Battle of Cape Spada

ADMIRAL MEZEVIRIS

The naval war of the Mediterranean 1939-1945

The Battle of Cape Spada

(source: G. Mezeviris  Vice- Admiral R.H.N.,"The Conclusions of

the Naval War of the Mediterranean 1939-1945", Athens 1961)

 

“The Italians had decided to reinforce their forces of the island of Leros of the Dodecanese with two light cruisers the Giovani della BANDE NERE and the Bartolomeo COLLEONI, in the objective of executing from there attacks against the British convoys crossing the Greek seas.

 Giovani della BANDE NERE 

 

 

 

                    Bartolomeo COLLEONI  

 

 

                                                                                               

At about the same time the British had sent the protected Australian 7.000 tons cruiser HMAS SYDNEY and 5 destroyers to attack the Italian transports between Italy and the Dodecanese.  Four British destroyers would execute antisubmarine sweeps North of Crete, while the cruiser with one destroyer would be heading to the Saronic Golf.

 

 

           HMAS SYDNEY

 

On the dawn of July 19, 1940, near Cape Spade of Crete the 4 British destroyers encountered the 2 Italian cruisers and the later opened fire.

 

The destroyers escaped east at full speed and simultaneously asked the SYDNEY, which was sailing some 45 miles north, to rush to meet them.  The Italian cruisers came suddenly upon the Australian and a battle was engaged.  The COLLEONI received a hit in the engine room, was immobilized and then was sunk by torpedoes launched from the destroyers.  The BANDE NERE continued alone the fight for about one hour and succeeded a hit on SYDNEY, which was not badly damaged.

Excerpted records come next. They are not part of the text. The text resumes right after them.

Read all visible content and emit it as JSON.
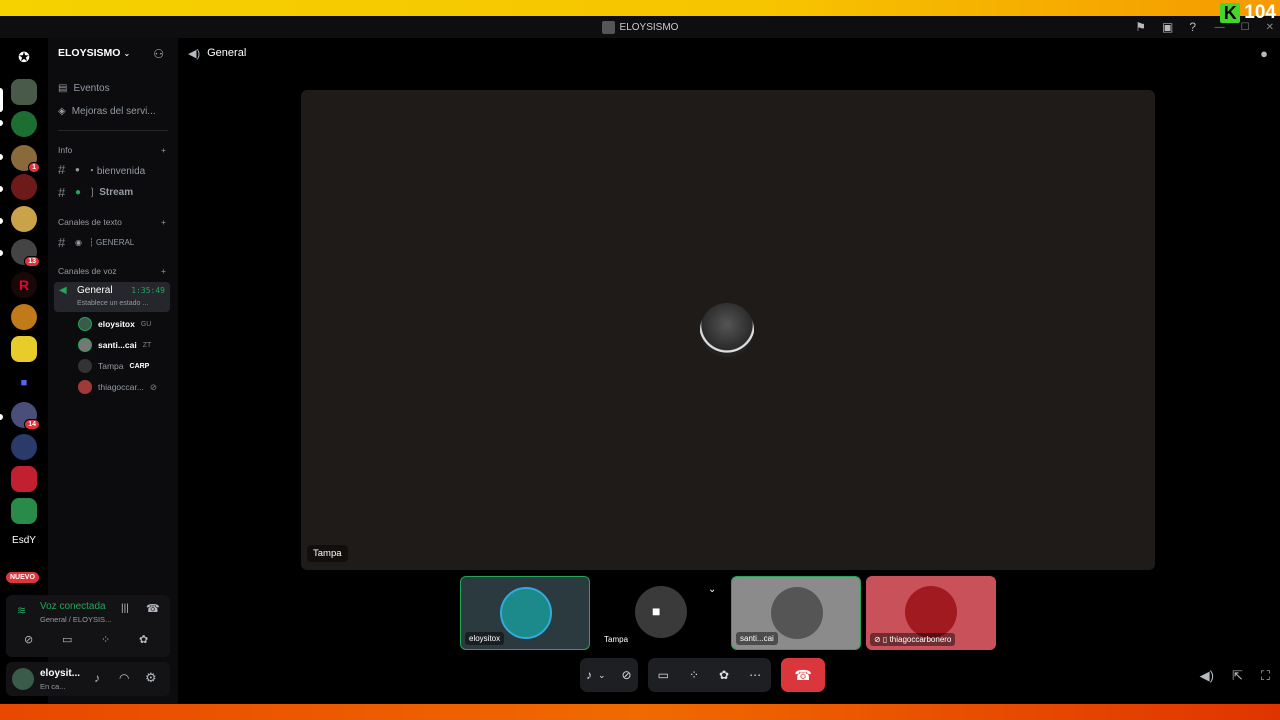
{
  "window_title": "ELOYSISMO",
  "kbadge": {
    "letter": "K",
    "count": "104"
  },
  "server": {
    "name": "ELOYSISMO"
  },
  "top_items": [
    {
      "label": "Eventos"
    },
    {
      "label": "Mejoras del servi..."
    }
  ],
  "categories": {
    "info": "Info",
    "text": "Canales de texto",
    "voice": "Canales de voz"
  },
  "channels": {
    "bienvenida": "・bienvenida",
    "stream": "❳ Stream",
    "general_text": "┆ GENERAL"
  },
  "voice_channel": {
    "name": "General",
    "timer": "1:35:49",
    "status": "Establece un estado ..."
  },
  "voice_users": [
    {
      "name": "eloysitox",
      "tag": "GU"
    },
    {
      "name": "santi...cai",
      "tag": "ZT"
    },
    {
      "name": "Tampa",
      "tag": "CARP"
    },
    {
      "name": "thiagoccar..."
    }
  ],
  "guild_badges": {
    "g3": "1",
    "g6": "13",
    "g12": "14"
  },
  "guild_text": "EsdY",
  "nuevo": "NUEVO",
  "voice_panel": {
    "status": "Voz conectada",
    "location": "General / ELOYSIS..."
  },
  "user": {
    "name": "eloysit...",
    "status": "En ca..."
  },
  "main_header": "General",
  "stage": {
    "name": "Tampa"
  },
  "tiles": [
    {
      "name": "eloysitox",
      "bg": "#2b3a3e"
    },
    {
      "name": "Tampa",
      "bg": "#000000"
    },
    {
      "name": "santi...cai",
      "bg": "#8b8b8b"
    },
    {
      "name": "thiagoccarbonero",
      "bg": "#c9525a"
    }
  ],
  "colors": {
    "accent_green": "#23a55a",
    "hangup": "#da373c",
    "badge": "#e0343b"
  }
}
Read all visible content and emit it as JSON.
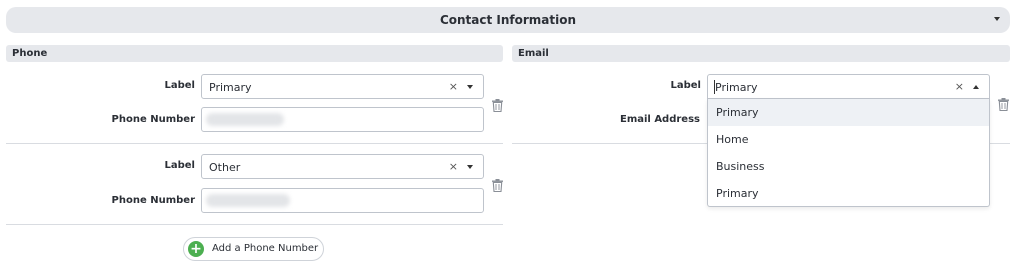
{
  "header": {
    "title": "Contact Information",
    "chevron_icon": "chevron-down-icon"
  },
  "phone": {
    "section_title": "Phone",
    "entries": [
      {
        "label_caption": "Label",
        "label_value": "Primary",
        "number_caption": "Phone Number",
        "clear_symbol": "×"
      },
      {
        "label_caption": "Label",
        "label_value": "Other",
        "number_caption": "Phone Number",
        "clear_symbol": "×"
      }
    ],
    "add_button_label": "Add a Phone Number"
  },
  "email": {
    "section_title": "Email",
    "label_caption": "Label",
    "label_value": "Primary",
    "address_caption": "Email Address",
    "clear_symbol": "×",
    "dropdown_options": [
      "Primary",
      "Home",
      "Business",
      "Primary"
    ],
    "highlighted_option": "Primary"
  },
  "colors": {
    "section_bg": "#e6e8ec",
    "add_icon_green": "#4caf50",
    "border": "#bfc4cc"
  }
}
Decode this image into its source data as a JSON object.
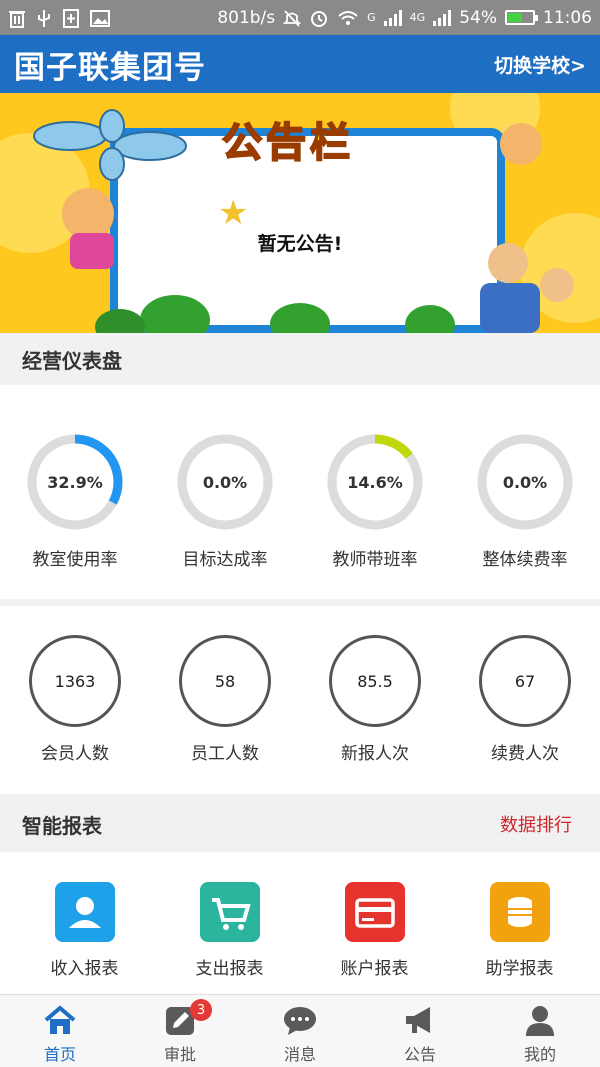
{
  "status_bar": {
    "speed": "801b/s",
    "network": "G",
    "network2": "4G",
    "battery": "54%",
    "time": "11:06",
    "icons": [
      "trash-icon",
      "usb-icon",
      "sim-add-icon",
      "image-icon",
      "mute-icon",
      "alarm-icon",
      "wifi-icon",
      "signal-icon",
      "battery-icon"
    ]
  },
  "header": {
    "title": "国子联集团号",
    "switch_label": "切换学校>"
  },
  "banner": {
    "title": "公告栏",
    "notice": "暂无公告!"
  },
  "dashboard": {
    "title": "经营仪表盘",
    "rings": [
      {
        "value": "32.9%",
        "percent": 32.9,
        "color": "#2196f3",
        "label": "教室使用率"
      },
      {
        "value": "0.0%",
        "percent": 0.0,
        "color": "#2196f3",
        "label": "目标达成率"
      },
      {
        "value": "14.6%",
        "percent": 14.6,
        "color": "#c0d70a",
        "label": "教师带班率"
      },
      {
        "value": "0.0%",
        "percent": 0.0,
        "color": "#2196f3",
        "label": "整体续费率"
      }
    ],
    "stats": [
      {
        "value": "1363",
        "label": "会员人数"
      },
      {
        "value": "58",
        "label": "员工人数"
      },
      {
        "value": "85.5",
        "label": "新报人次"
      },
      {
        "value": "67",
        "label": "续费人次"
      }
    ]
  },
  "reports": {
    "title": "智能报表",
    "ranking_link": "数据排行",
    "items": [
      {
        "label": "收入报表",
        "icon": "user-icon",
        "color": "#1ea1e8"
      },
      {
        "label": "支出报表",
        "icon": "cart-icon",
        "color": "#2cb59e"
      },
      {
        "label": "账户报表",
        "icon": "card-icon",
        "color": "#e5342e"
      },
      {
        "label": "助学报表",
        "icon": "coins-icon",
        "color": "#f2a10f"
      }
    ]
  },
  "tabbar": {
    "items": [
      {
        "label": "首页",
        "icon": "home-icon",
        "active": true
      },
      {
        "label": "审批",
        "icon": "edit-icon",
        "badge": "3"
      },
      {
        "label": "消息",
        "icon": "chat-icon"
      },
      {
        "label": "公告",
        "icon": "megaphone-icon"
      },
      {
        "label": "我的",
        "icon": "person-icon"
      }
    ]
  }
}
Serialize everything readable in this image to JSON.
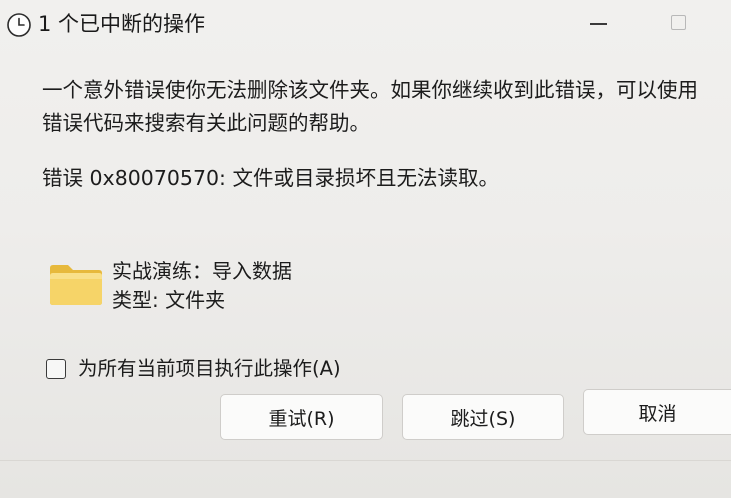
{
  "window": {
    "title": "1 个已中断的操作",
    "title_icon": "clock-icon",
    "controls": [
      "minimize-icon",
      "maximize-icon"
    ]
  },
  "message": {
    "line1": "一个意外错误使你无法删除该文件夹。如果你继续收到此错误，可以使用",
    "line2": "错误代码来搜索有关此问题的帮助。"
  },
  "error": {
    "text": "错误 0x80070570: 文件或目录损坏且无法读取。"
  },
  "item": {
    "icon": "folder-icon",
    "name": "实战演练：导入数据",
    "type": "类型: 文件夹"
  },
  "apply_all": {
    "label": "为所有当前项目执行此操作(A)",
    "checked": false
  },
  "buttons": {
    "retry": "重试(R)",
    "skip": "跳过(S)",
    "cancel": "取消"
  },
  "colors": {
    "background": "#efeeec",
    "text": "#1c1c1c",
    "folder": "#f3cf5e",
    "button_bg": "#fbfbfa",
    "button_border": "#cfcdca"
  }
}
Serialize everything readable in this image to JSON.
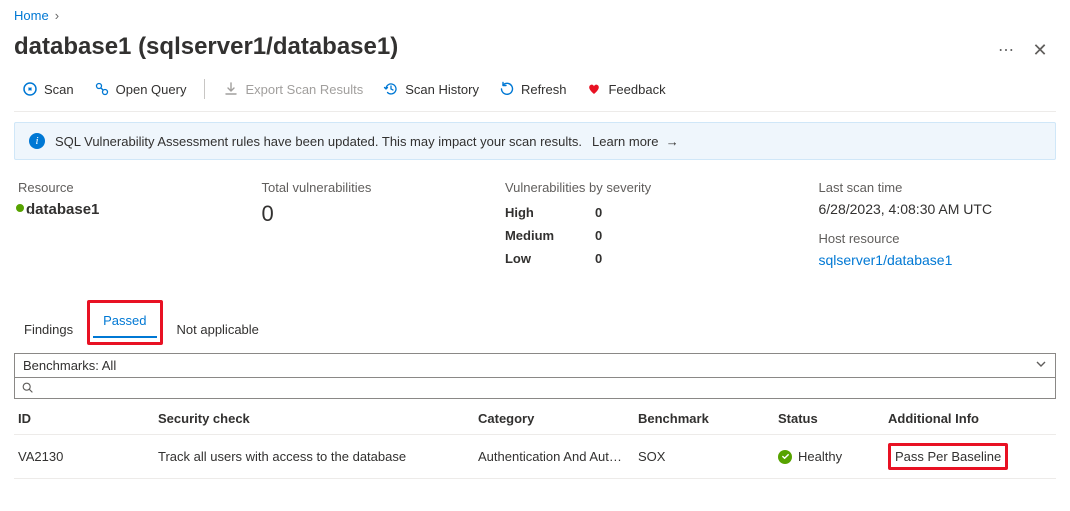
{
  "breadcrumb": {
    "home": "Home"
  },
  "title": "database1 (sqlserver1/database1)",
  "toolbar": {
    "scan": "Scan",
    "open_query": "Open Query",
    "export": "Export Scan Results",
    "history": "Scan History",
    "refresh": "Refresh",
    "feedback": "Feedback"
  },
  "banner": {
    "text": "SQL Vulnerability Assessment rules have been updated. This may impact your scan results.",
    "learn_more": "Learn more"
  },
  "stats": {
    "resource_label": "Resource",
    "resource_name": "database1",
    "total_label": "Total vulnerabilities",
    "total_value": "0",
    "severity_label": "Vulnerabilities by severity",
    "severity": {
      "high_label": "High",
      "high_value": "0",
      "med_label": "Medium",
      "med_value": "0",
      "low_label": "Low",
      "low_value": "0"
    },
    "scan_time_label": "Last scan time",
    "scan_time_value": "6/28/2023, 4:08:30 AM UTC",
    "host_label": "Host resource",
    "host_value": "sqlserver1/database1"
  },
  "tabs": {
    "findings": "Findings",
    "passed": "Passed",
    "na": "Not applicable"
  },
  "filters": {
    "benchmarks": "Benchmarks: All"
  },
  "columns": {
    "id": "ID",
    "sec": "Security check",
    "cat": "Category",
    "bm": "Benchmark",
    "st": "Status",
    "ai": "Additional Info"
  },
  "rows": [
    {
      "id": "VA2130",
      "sec": "Track all users with access to the database",
      "cat": "Authentication And Aut…",
      "bm": "SOX",
      "st": "Healthy",
      "ai": "Pass Per Baseline"
    }
  ]
}
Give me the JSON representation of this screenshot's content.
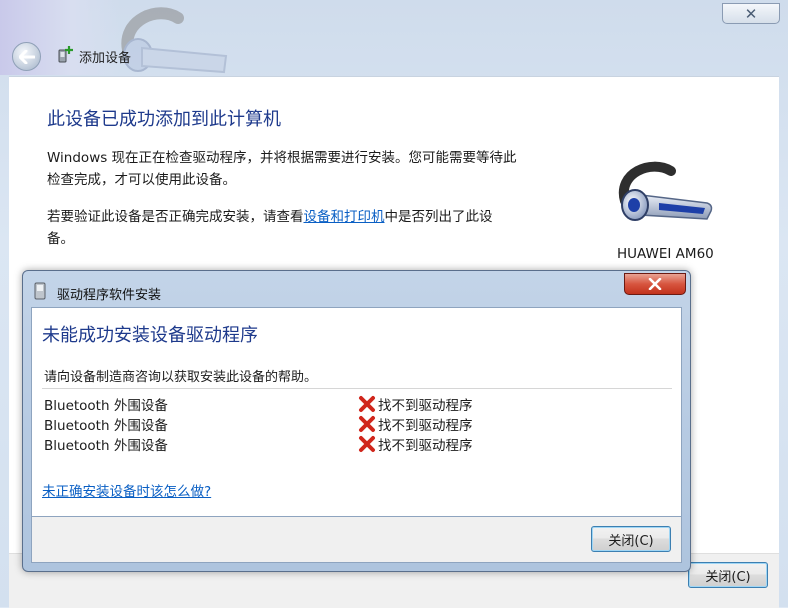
{
  "window": {
    "title": "添加设备",
    "close_glyph": "✕"
  },
  "main": {
    "heading": "此设备已成功添加到此计算机",
    "para1": "Windows 现在正在检查驱动程序，并将根据需要进行安装。您可能需要等待此检查完成，才可以使用此设备。",
    "para2_before": "若要验证此设备是否正确完成安装，请查看",
    "para2_link": "设备和打印机",
    "para2_after": "中是否列出了此设备。",
    "device_name": "HUAWEI AM60",
    "device_icon": "headset-icon"
  },
  "footer": {
    "close_label": "关闭(C)"
  },
  "dialog": {
    "title": "驱动程序软件安装",
    "heading": "未能成功安装设备驱动程序",
    "subtext": "请向设备制造商咨询以获取安装此设备的帮助。",
    "rows": [
      {
        "device": "Bluetooth 外围设备",
        "status": "找不到驱动程序"
      },
      {
        "device": "Bluetooth 外围设备",
        "status": "找不到驱动程序"
      },
      {
        "device": "Bluetooth 外围设备",
        "status": "找不到驱动程序"
      }
    ],
    "help_link": "未正确安装设备时该怎么做?",
    "close_label": "关闭(C)"
  },
  "colors": {
    "heading_blue": "#1e3a8c",
    "link_blue": "#0a5fc4",
    "error_red": "#d0261c"
  }
}
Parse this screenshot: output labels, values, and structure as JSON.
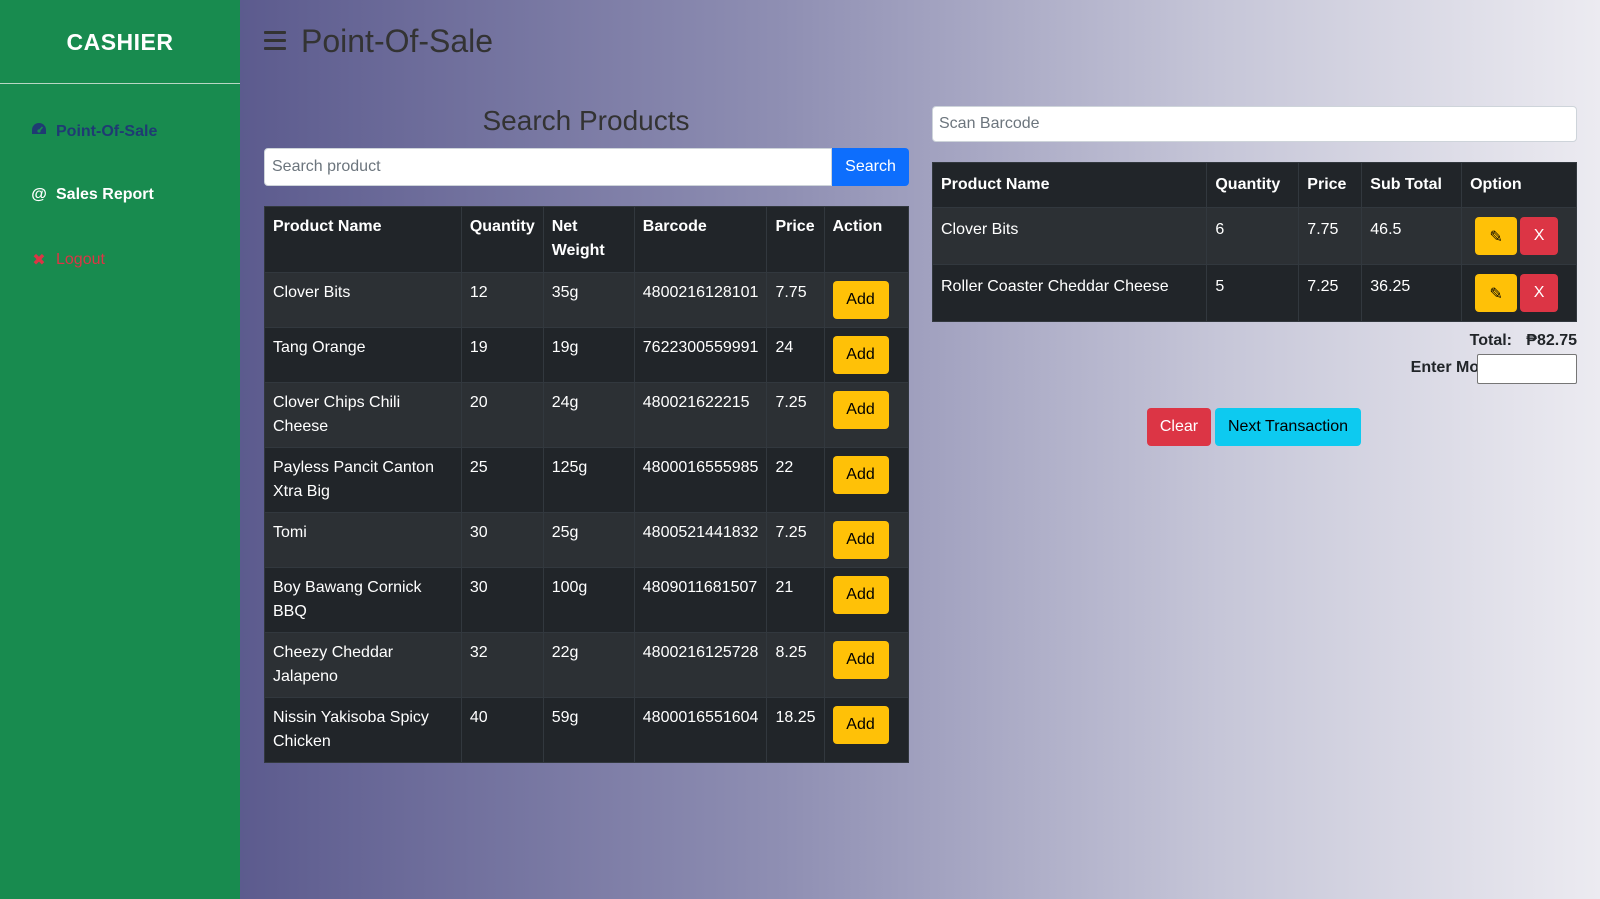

                                                                                                                         the sinking of the COLLEONI

 

The battle ended when the ammunitions of the SYDNEY were exhausted and had to leave, while the Italian cruiser arrived safely at Benghazi.

 

The Italian Air force was one more time absent.  The bombers that the Dodecanese had requested, although they were at one hour flight distance, arrived after 5 hours when the battle was over long ago.  Their only action was to attack the British destroyers that were saving the shipwrecked of the COLLEONI, obliging them to abandon them.  On the other hand, if the air reconnaissance had detected the British force, the Italian cruisers would have avoided the encounter.

 

The consequence of this battle was that the Italians have not tried again to reinforce with cruisers their forces of Leros.  This was helpful for us Greeks too, because their presence during the Greek-Italian war would have been a very big nuisance for our convoys in the Aegean, given that we didn’t dispose a similar type of ship to protect them.”